[Dataset rows describing interfaces]

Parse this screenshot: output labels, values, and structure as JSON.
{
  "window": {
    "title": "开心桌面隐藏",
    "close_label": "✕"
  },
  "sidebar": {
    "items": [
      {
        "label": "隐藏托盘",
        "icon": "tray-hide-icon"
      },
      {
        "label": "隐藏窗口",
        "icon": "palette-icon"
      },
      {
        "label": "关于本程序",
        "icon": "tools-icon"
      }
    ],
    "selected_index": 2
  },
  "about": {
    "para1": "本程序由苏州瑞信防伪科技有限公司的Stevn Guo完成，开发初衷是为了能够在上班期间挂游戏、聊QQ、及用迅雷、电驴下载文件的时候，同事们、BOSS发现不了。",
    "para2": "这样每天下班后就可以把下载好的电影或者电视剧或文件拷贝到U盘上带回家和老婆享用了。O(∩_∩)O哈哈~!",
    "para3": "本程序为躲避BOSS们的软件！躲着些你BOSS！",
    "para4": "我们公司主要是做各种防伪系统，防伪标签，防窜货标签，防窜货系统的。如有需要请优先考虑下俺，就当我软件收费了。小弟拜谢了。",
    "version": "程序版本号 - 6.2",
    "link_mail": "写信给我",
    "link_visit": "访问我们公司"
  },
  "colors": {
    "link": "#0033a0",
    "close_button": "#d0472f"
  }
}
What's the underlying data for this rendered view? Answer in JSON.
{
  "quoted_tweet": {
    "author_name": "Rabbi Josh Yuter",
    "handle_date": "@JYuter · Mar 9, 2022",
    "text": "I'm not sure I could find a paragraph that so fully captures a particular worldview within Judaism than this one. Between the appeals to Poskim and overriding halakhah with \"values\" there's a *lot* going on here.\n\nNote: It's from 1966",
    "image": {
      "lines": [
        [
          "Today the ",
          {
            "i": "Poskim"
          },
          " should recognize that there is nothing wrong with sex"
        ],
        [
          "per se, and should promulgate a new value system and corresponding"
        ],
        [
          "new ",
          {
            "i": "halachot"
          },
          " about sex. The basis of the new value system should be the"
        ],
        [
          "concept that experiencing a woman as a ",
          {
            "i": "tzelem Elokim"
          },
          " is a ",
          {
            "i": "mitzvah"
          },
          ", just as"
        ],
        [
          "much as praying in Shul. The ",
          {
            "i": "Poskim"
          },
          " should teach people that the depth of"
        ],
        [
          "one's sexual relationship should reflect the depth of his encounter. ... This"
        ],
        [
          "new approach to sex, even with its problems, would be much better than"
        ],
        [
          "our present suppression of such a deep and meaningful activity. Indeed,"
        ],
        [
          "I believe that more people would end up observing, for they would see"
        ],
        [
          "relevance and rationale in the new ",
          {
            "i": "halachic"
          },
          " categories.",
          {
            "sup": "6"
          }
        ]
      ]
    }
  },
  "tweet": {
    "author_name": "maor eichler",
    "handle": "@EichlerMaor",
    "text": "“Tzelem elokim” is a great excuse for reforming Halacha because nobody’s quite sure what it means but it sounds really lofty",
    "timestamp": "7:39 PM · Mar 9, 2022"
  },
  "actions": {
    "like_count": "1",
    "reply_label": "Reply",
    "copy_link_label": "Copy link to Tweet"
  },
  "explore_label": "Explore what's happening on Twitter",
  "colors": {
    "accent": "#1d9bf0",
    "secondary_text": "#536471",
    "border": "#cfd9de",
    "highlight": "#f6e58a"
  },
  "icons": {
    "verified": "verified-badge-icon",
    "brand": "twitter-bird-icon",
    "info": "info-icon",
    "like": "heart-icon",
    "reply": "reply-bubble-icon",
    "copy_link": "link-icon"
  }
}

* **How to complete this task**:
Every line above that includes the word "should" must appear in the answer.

* **Problem solution**:
          " should recognize that there is nothing wrong with sex"
          "per se, and should promulgate a new value system and corresponding"
          " about sex. The basis of the new value system should be the"
          " should teach people that the depth of"
          "one's sexual relationship should reflect the depth of his encounter. ... This"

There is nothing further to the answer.